Task description:
Please output each entry exactly as it appears.
Records supplied section start
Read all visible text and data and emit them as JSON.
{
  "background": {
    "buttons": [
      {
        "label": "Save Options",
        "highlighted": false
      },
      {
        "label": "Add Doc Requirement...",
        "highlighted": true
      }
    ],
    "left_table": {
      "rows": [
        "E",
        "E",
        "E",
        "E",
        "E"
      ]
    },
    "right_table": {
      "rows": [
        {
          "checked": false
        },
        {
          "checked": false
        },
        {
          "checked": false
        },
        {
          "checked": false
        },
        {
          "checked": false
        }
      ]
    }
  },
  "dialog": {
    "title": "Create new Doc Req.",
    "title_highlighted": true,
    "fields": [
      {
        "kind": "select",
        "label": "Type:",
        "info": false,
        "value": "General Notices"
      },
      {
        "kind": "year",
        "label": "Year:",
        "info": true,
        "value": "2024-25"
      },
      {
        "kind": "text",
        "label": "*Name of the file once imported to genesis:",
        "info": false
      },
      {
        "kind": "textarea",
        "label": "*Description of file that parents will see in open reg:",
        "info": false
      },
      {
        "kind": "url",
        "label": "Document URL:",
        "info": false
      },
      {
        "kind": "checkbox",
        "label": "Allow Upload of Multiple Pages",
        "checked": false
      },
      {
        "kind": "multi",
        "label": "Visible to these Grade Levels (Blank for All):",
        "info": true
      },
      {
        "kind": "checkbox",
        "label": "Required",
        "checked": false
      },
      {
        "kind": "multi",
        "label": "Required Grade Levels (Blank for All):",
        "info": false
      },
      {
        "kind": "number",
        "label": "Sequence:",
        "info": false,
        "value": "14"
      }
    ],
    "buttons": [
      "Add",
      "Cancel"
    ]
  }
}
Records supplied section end
Answer space:
Read all visible text and data and emit them as JSON.
{
  "background": {
    "buttons": [
      {
        "label": "Save Options",
        "highlighted": false
      },
      {
        "label": "Add Doc Requirement...",
        "highlighted": true
      }
    ],
    "left_table": {
      "rows": [
        "E",
        "E",
        "E",
        "E",
        "E"
      ]
    },
    "right_table": {
      "rows": [
        {
          "checked": false
        },
        {
          "checked": false
        },
        {
          "checked": false
        },
        {
          "checked": false
        },
        {
          "checked": false
        }
      ]
    }
  },
  "dialog": {
    "title": "Create new Doc Req.",
    "title_highlighted": true,
    "fields": [
      {
        "kind": "select",
        "label": "Type:",
        "info": false,
        "value": "General Notices"
      },
      {
        "kind": "year",
        "label": "Year:",
        "info": true,
        "value": "2024-25"
      },
      {
        "kind": "text",
        "label": "*Name of the file once imported to genesis:",
        "info": false
      },
      {
        "kind": "textarea",
        "label": "*Description of file that parents will see in open reg:",
        "info": false
      },
      {
        "kind": "url",
        "label": "Document URL:",
        "info": false
      },
      {
        "kind": "checkbox",
        "label": "Allow Upload of Multiple Pages",
        "checked": false
      },
      {
        "kind": "multi",
        "label": "Visible to these Grade Levels (Blank for All):",
        "info": true
      },
      {
        "kind": "checkbox",
        "label": "Required",
        "checked": false
      },
      {
        "kind": "multi",
        "label": "Required Grade Levels (Blank for All):",
        "info": false
      },
      {
        "kind": "number",
        "label": "Sequence:",
        "info": false,
        "value": "14"
      }
    ],
    "buttons": [
      "Add",
      "Cancel"
    ]
  }
}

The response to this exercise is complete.